* _Material supplied_:
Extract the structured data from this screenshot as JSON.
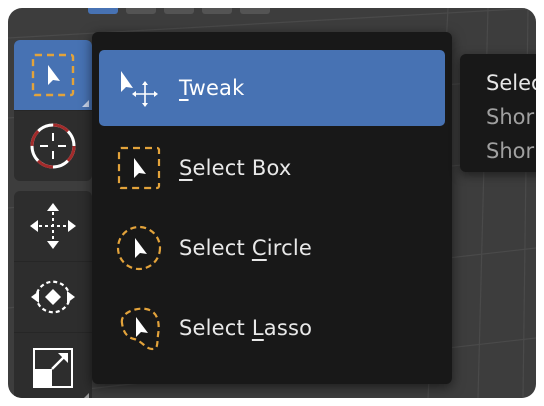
{
  "header": {
    "select_modes": [
      "select-box-mode-icon",
      "select-extend-icon",
      "select-subtract-icon",
      "select-invert-icon",
      "select-intersect-icon"
    ],
    "active_mode": 0
  },
  "toolbar": {
    "tools": [
      {
        "name": "select-box-tool",
        "icon": "select-box-icon",
        "active": true,
        "has_submenu": true
      },
      {
        "name": "cursor-tool",
        "icon": "cursor-3d-icon",
        "active": false,
        "has_submenu": false
      },
      {
        "name": "move-tool",
        "icon": "move-arrows-icon",
        "active": false,
        "has_submenu": false
      },
      {
        "name": "rotate-tool",
        "icon": "rotate-icon",
        "active": false,
        "has_submenu": false
      },
      {
        "name": "scale-tool",
        "icon": "scale-icon",
        "active": false,
        "has_submenu": true
      }
    ]
  },
  "menu": {
    "items": [
      {
        "pre": "",
        "key": "T",
        "post": "weak",
        "icon": "tweak-icon",
        "selected": true
      },
      {
        "pre": "",
        "key": "S",
        "post": "elect Box",
        "icon": "select-box-icon",
        "selected": false
      },
      {
        "pre": "Select ",
        "key": "C",
        "post": "ircle",
        "icon": "select-circle-icon",
        "selected": false
      },
      {
        "pre": "Select ",
        "key": "L",
        "post": "asso",
        "icon": "select-lasso-icon",
        "selected": false
      }
    ]
  },
  "tooltip": {
    "title": "Selec",
    "line1": "Shor",
    "line2": "Shor"
  },
  "colors": {
    "accent": "#4772b3",
    "select_orange": "#e3a33b",
    "cursor_red": "#a22a2a"
  }
}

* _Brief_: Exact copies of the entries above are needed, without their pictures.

* _Output for this task_:
Extract the structured data from this screenshot as JSON.
{
  "header": {
    "select_modes": [
      "select-box-mode-icon",
      "select-extend-icon",
      "select-subtract-icon",
      "select-invert-icon",
      "select-intersect-icon"
    ],
    "active_mode": 0
  },
  "toolbar": {
    "tools": [
      {
        "name": "select-box-tool",
        "icon": "select-box-icon",
        "active": true,
        "has_submenu": true
      },
      {
        "name": "cursor-tool",
        "icon": "cursor-3d-icon",
        "active": false,
        "has_submenu": false
      },
      {
        "name": "move-tool",
        "icon": "move-arrows-icon",
        "active": false,
        "has_submenu": false
      },
      {
        "name": "rotate-tool",
        "icon": "rotate-icon",
        "active": false,
        "has_submenu": false
      },
      {
        "name": "scale-tool",
        "icon": "scale-icon",
        "active": false,
        "has_submenu": true
      }
    ]
  },
  "menu": {
    "items": [
      {
        "pre": "",
        "key": "T",
        "post": "weak",
        "icon": "tweak-icon",
        "selected": true
      },
      {
        "pre": "",
        "key": "S",
        "post": "elect Box",
        "icon": "select-box-icon",
        "selected": false
      },
      {
        "pre": "Select ",
        "key": "C",
        "post": "ircle",
        "icon": "select-circle-icon",
        "selected": false
      },
      {
        "pre": "Select ",
        "key": "L",
        "post": "asso",
        "icon": "select-lasso-icon",
        "selected": false
      }
    ]
  },
  "tooltip": {
    "title": "Selec",
    "line1": "Shor",
    "line2": "Shor"
  },
  "colors": {
    "accent": "#4772b3",
    "select_orange": "#e3a33b",
    "cursor_red": "#a22a2a"
  }
}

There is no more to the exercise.